__YOUR INSTRUCTIONS__. Go over the records and copy every line with the string "instaladas".

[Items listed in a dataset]

_ _ _

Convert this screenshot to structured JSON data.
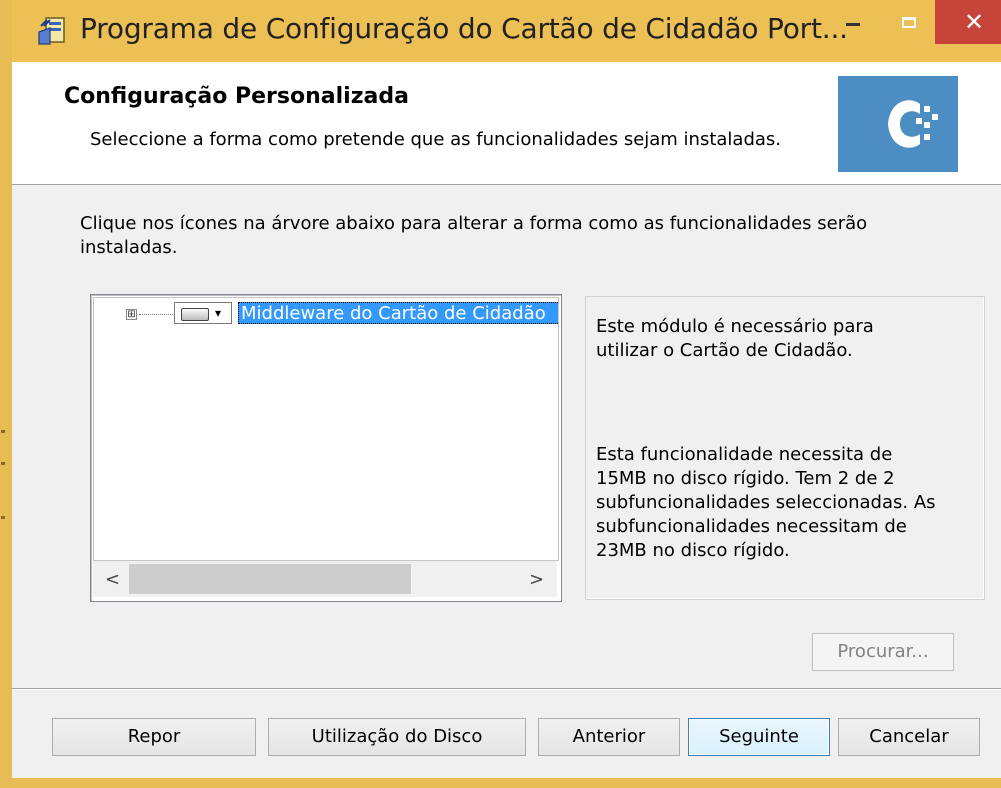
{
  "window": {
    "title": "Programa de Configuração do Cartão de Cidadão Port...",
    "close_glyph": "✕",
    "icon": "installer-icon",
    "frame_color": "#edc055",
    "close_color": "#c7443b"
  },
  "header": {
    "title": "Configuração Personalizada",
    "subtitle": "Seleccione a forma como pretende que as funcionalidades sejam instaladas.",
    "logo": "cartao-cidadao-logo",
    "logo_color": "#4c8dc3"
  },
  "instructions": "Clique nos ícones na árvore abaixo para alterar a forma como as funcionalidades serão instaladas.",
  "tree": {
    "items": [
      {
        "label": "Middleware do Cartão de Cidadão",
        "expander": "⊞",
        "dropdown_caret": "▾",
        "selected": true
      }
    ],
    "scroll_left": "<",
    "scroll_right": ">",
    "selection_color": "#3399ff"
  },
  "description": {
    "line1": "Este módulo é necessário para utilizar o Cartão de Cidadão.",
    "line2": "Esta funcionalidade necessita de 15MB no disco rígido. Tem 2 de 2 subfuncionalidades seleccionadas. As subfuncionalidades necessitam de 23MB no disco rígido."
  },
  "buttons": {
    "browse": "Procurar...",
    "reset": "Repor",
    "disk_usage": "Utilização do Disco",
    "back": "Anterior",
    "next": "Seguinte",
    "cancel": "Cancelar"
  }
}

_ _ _

__FINISHED EXERCISE__.
    "subtitle": "Seleccione a forma como pretende que as funcionalidades sejam instaladas.",
  "instructions": "Clique nos ícones na árvore abaixo para alterar a forma como as funcionalidades serão instaladas.",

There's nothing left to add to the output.